As for having a standalone safe-injection site – otherwise known as a safe-consumption site – Dawar said Richmond doesn’t have the density of people using drugs to justify it.

To be effective, a safe-injection site should be near an identified group of drug users who are able to walk to the site.

“In Richmond, there’s not a neighbourhood or area where we could provide such service,” Dawar said.

When the episodic service is set up, VCH will reach out to people who use drugs to let them know this service is available.

However, she added, there isn’t the volume or demand for 24-hour service, rather it will be offered during business hours.

This will be an “add-on” to the range of services already provided for people struggling with substance use.

According to BC Emergency Health Services, paramedics responded to 356 overdoses or toxic drug poisonings in Richmond in 2022. Meanwhile, 28 people died of drug toxicity.

“Clearly, we need to replace toxic drugs with safe drugs,” Dawar said, adding “so when (drug users are) ready, we can help them.”  

The health authority has been increasing access to safer prescribed medication, for example, hydromorphine, ketamine and fentanyl patches, but one solution might a “compassion club model,” Dawar explained.

Already in 2019, the BC Centre on Substance Use was recommending a heroin compassion club model to reduce the number of people dying from toxic drugs.

This would be a co-operative where heroin, legally obtained from a pharmaceutical manufacturer and securely stored, is given only to members.

This would be coupled with scientific evaluation to assess the impact of the compassion club.

The co-operative would undermine the illegal market, the report notes, and could be set up at “little to no operating cost to the public.”

Long history of compassion clubs

Cannabis compassion clubs were set up before pot was legalized to offer products for medical purposes. Similarly, buyers clubs were set up to provide medication to AIDS patients before governments came on board to treat the disease.

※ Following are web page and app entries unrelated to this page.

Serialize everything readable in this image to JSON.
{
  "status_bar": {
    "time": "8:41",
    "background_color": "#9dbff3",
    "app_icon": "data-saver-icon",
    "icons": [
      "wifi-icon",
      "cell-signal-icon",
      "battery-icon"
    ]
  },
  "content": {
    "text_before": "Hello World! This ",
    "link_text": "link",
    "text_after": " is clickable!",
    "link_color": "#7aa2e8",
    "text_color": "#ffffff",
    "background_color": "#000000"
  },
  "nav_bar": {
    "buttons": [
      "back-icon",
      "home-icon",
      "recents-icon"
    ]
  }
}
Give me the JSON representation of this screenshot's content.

BCCSU noted in its 2019 report small user-driven heroin compassion clubs exist, but “they are risky, illegal and without a secure supply of fentanyl-unadulterated heroin. This severely limits access and sustainability.”

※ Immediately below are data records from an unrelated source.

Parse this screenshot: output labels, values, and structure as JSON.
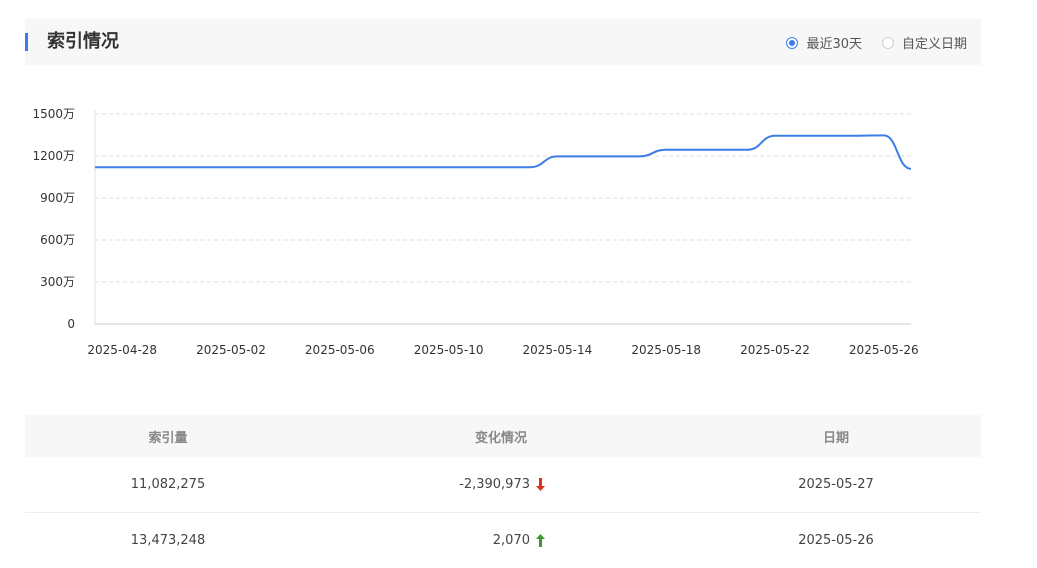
{
  "panel": {
    "title": "索引情况",
    "range_options": [
      {
        "label": "最近30天",
        "checked": true
      },
      {
        "label": "自定义日期",
        "checked": false
      }
    ]
  },
  "chart_data": {
    "type": "line",
    "title": "",
    "xlabel": "",
    "ylabel": "",
    "ylim": [
      0,
      1500
    ],
    "y_ticks": [
      "0",
      "300万",
      "600万",
      "900万",
      "1200万",
      "1500万"
    ],
    "y_tick_values": [
      0,
      300,
      600,
      900,
      1200,
      1500
    ],
    "x_tick_labels": [
      "2025-04-28",
      "2025-05-02",
      "2025-05-06",
      "2025-05-10",
      "2025-05-14",
      "2025-05-18",
      "2025-05-22",
      "2025-05-26"
    ],
    "grid": true,
    "line_color": "#3c7de8",
    "x": [
      "2025-04-27",
      "2025-04-28",
      "2025-04-29",
      "2025-04-30",
      "2025-05-01",
      "2025-05-02",
      "2025-05-03",
      "2025-05-04",
      "2025-05-05",
      "2025-05-06",
      "2025-05-07",
      "2025-05-08",
      "2025-05-09",
      "2025-05-10",
      "2025-05-11",
      "2025-05-12",
      "2025-05-13",
      "2025-05-14",
      "2025-05-15",
      "2025-05-16",
      "2025-05-17",
      "2025-05-18",
      "2025-05-19",
      "2025-05-20",
      "2025-05-21",
      "2025-05-22",
      "2025-05-23",
      "2025-05-24",
      "2025-05-25",
      "2025-05-26",
      "2025-05-27"
    ],
    "values": [
      1120,
      1120,
      1120,
      1120,
      1120,
      1120,
      1120,
      1120,
      1120,
      1120,
      1120,
      1120,
      1120,
      1120,
      1120,
      1120,
      1120,
      1197,
      1197,
      1197,
      1197,
      1245,
      1245,
      1245,
      1245,
      1345,
      1345,
      1345,
      1345,
      1347.3,
      1108.2
    ]
  },
  "table": {
    "headers": [
      "索引量",
      "变化情况",
      "日期"
    ],
    "rows": [
      {
        "index": "11,082,275",
        "change": "-2,390,973",
        "direction": "down",
        "date": "2025-05-27"
      },
      {
        "index": "13,473,248",
        "change": "2,070",
        "direction": "up",
        "date": "2025-05-26"
      }
    ],
    "colors": {
      "down": "#e0321a",
      "up": "#3a9a2f"
    }
  }
}
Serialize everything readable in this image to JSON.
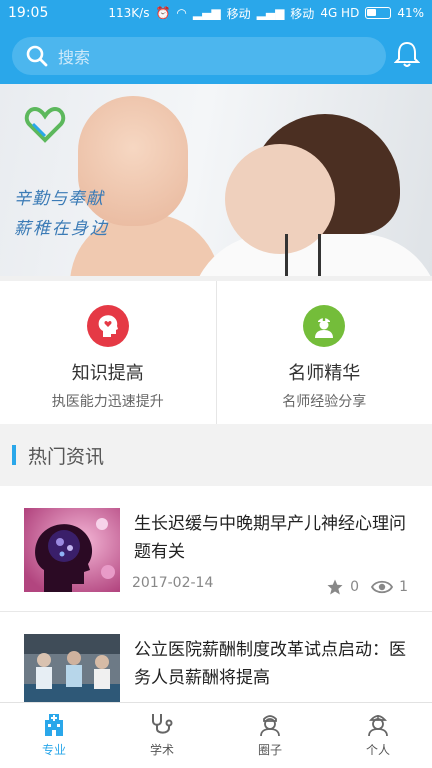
{
  "status_bar": {
    "time": "19:05",
    "speed": "113K/s",
    "carrier1": "移动",
    "carrier2": "移动",
    "network": "4G HD",
    "battery": "41%"
  },
  "search": {
    "placeholder": "搜索",
    "icon": "search-icon"
  },
  "header": {
    "bell_icon": "bell-icon"
  },
  "banner": {
    "slogan_line1": "辛勤与奉献",
    "slogan_line2": "薪稚在身边"
  },
  "cards": [
    {
      "title": "知识提高",
      "subtitle": "执医能力迅速提升",
      "icon": "head-heart-icon",
      "color": "#e53945"
    },
    {
      "title": "名师精华",
      "subtitle": "名师经验分享",
      "icon": "doctor-icon",
      "color": "#74bd3a"
    }
  ],
  "section": {
    "title": "热门资讯"
  },
  "news": [
    {
      "headline": "生长迟缓与中晚期早产儿神经心理问题有关",
      "date": "2017-02-14",
      "stars": "0",
      "views": "1"
    },
    {
      "headline": "公立医院薪酬制度改革试点启动：医务人员薪酬将提高",
      "date": "",
      "stars": "",
      "views": ""
    }
  ],
  "tabs": [
    {
      "label": "专业",
      "icon": "hospital-icon",
      "active": true
    },
    {
      "label": "学术",
      "icon": "stethoscope-icon",
      "active": false
    },
    {
      "label": "圈子",
      "icon": "nurse-icon",
      "active": false
    },
    {
      "label": "个人",
      "icon": "doctor-profile-icon",
      "active": false
    }
  ],
  "colors": {
    "primary": "#2aa7ea"
  }
}
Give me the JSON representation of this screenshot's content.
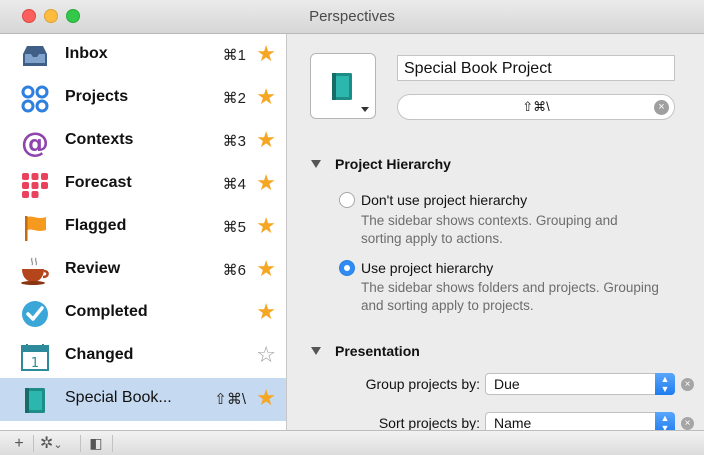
{
  "window": {
    "title": "Perspectives"
  },
  "sidebar": {
    "items": [
      {
        "label": "Inbox",
        "shortcut": "⌘1",
        "star": "★",
        "icon": "inbox-icon"
      },
      {
        "label": "Projects",
        "shortcut": "⌘2",
        "star": "★",
        "icon": "projects-icon"
      },
      {
        "label": "Contexts",
        "shortcut": "⌘3",
        "star": "★",
        "icon": "contexts-icon"
      },
      {
        "label": "Forecast",
        "shortcut": "⌘4",
        "star": "★",
        "icon": "forecast-icon"
      },
      {
        "label": "Flagged",
        "shortcut": "⌘5",
        "star": "★",
        "icon": "flag-icon"
      },
      {
        "label": "Review",
        "shortcut": "⌘6",
        "star": "★",
        "icon": "review-icon"
      },
      {
        "label": "Completed",
        "shortcut": "",
        "star": "★",
        "icon": "completed-icon"
      },
      {
        "label": "Changed",
        "shortcut": "",
        "star": "☆",
        "icon": "calendar-icon",
        "calendar_day": "1"
      },
      {
        "label": "Special Book...",
        "shortcut": "⇧⌘\\",
        "star": "★",
        "icon": "book-icon",
        "selected": true
      }
    ]
  },
  "toolbar": {
    "add": "+",
    "gear": "✲",
    "gear_chevron": "⌄",
    "sidebar_toggle": "◧"
  },
  "detail": {
    "name": "Special Book Project",
    "shortcut": "⇧⌘\\",
    "shortcut_clear": "×",
    "hierarchy": {
      "header": "Project Hierarchy",
      "option1_label": "Don't use project hierarchy",
      "option1_desc": "The sidebar shows contexts. Grouping and sorting apply to actions.",
      "option2_label": "Use project hierarchy",
      "option2_desc": "The sidebar shows folders and projects. Grouping and sorting apply to projects.",
      "selected": 2
    },
    "presentation": {
      "header": "Presentation",
      "group_label": "Group projects by:",
      "group_value": "Due",
      "sort_label": "Sort projects by:",
      "sort_value": "Name",
      "clear": "×"
    }
  },
  "colors": {
    "accent": "#2f8cf5",
    "star": "#f5a623",
    "selection": "#c5d9f1"
  }
}
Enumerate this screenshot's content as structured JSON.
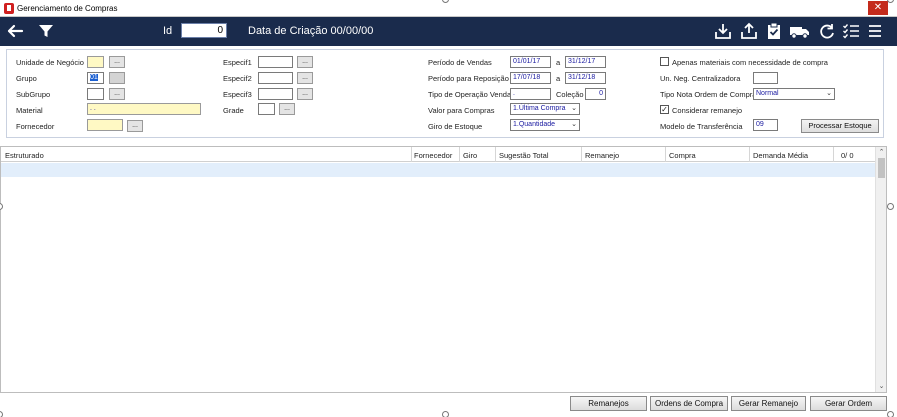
{
  "window": {
    "title": "Gerenciamento de Compras",
    "close_glyph": "✕"
  },
  "toolbar": {
    "id_label": "Id",
    "id_value": "0",
    "date_label": "Data de Criação 00/00/00",
    "icons": [
      "back-arrow-icon",
      "filter-icon",
      "download-icon",
      "upload-icon",
      "clipboard-check-icon",
      "truck-icon",
      "refresh-icon",
      "checklist-icon",
      "menu-icon"
    ]
  },
  "form": {
    "unidade_label": "Unidade de Negócio",
    "unidade_value": "",
    "grupo_label": "Grupo",
    "grupo_value": "01",
    "subgrupo_label": "SubGrupo",
    "subgrupo_value": "",
    "material_label": "Material",
    "material_value": ". .",
    "fornecedor_label": "Fornecedor",
    "fornecedor_value": "",
    "especif1_label": "Especif1",
    "especif2_label": "Especif2",
    "especif3_label": "Especif3",
    "grade_label": "Grade",
    "dots": "...",
    "periodo_vendas_label": "Período de Vendas",
    "periodo_vendas_de": "01/01/17",
    "periodo_vendas_ate": "31/12/17",
    "periodo_reposicao_label": "Período para Reposição",
    "periodo_reposicao_de": "17/07/18",
    "periodo_reposicao_ate": "31/12/18",
    "a_label": "a",
    "tipo_operacao_label": "Tipo de Operação Vendas",
    "tipo_operacao_value": ".",
    "colecao_label": "Coleção",
    "colecao_value": "0",
    "valor_compras_label": "Valor para Compras",
    "valor_compras_value": "1.Última Compra",
    "giro_estoque_label": "Giro de Estoque",
    "giro_estoque_value": "1.Quantidade",
    "apenas_label": "Apenas materiais com necessidade de compra",
    "apenas_checked": false,
    "un_neg_label": "Un. Neg. Centralizadora",
    "un_neg_value": "",
    "tipo_nota_label": "Tipo Nota Ordem de Compra",
    "tipo_nota_value": "Normal",
    "considerar_label": "Considerar remanejo",
    "considerar_checked": true,
    "modelo_label": "Modelo de Transferência",
    "modelo_value": "09",
    "processar_label": "Processar Estoque"
  },
  "grid": {
    "columns": [
      "Estruturado",
      "Fornecedor",
      "Giro",
      "Sugestão Total",
      "Remanejo",
      "Compra",
      "Demanda Média",
      "0/ 0"
    ],
    "rows": []
  },
  "footer": {
    "remanejos_label": "Remanejos",
    "ordens_label": "Ordens de Compra",
    "gerar_remanejo_label": "Gerar Remanejo",
    "gerar_ordem_label": "Gerar Ordem"
  },
  "colors": {
    "toolbar_bg": "#1a2b4c",
    "field_yellow": "#fff9c4",
    "row_highlight": "#e2eefb",
    "close_red": "#c42b1c"
  }
}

“It is proposed that this model (of heroin compassion clubs) be rapidly implemented and rigorously evaluated to understand how this model for regulation and control of the heroin market might reduce fentanyl overdose deaths while undermining organized crime profits and improving public health and safety in British Columbia,” the report noted already in 2019.

Addiction is a health issue

In the meantime, the health authority has had campaigns to reduce stigma for people using drugs, and Dawar notes addiction is a health issue – unfortunately, the toxicity of drugs is causing overdoses and fatalities.

Dawar has a message for people using drugs: please talk to family and friends about your drug use.

Recovery is a journey, she added, noting “It’s okay if you’re using, just use safely.”

“The message is – please don’t use alone,” Dawar said.

For information on harm reduction, including in several language, click here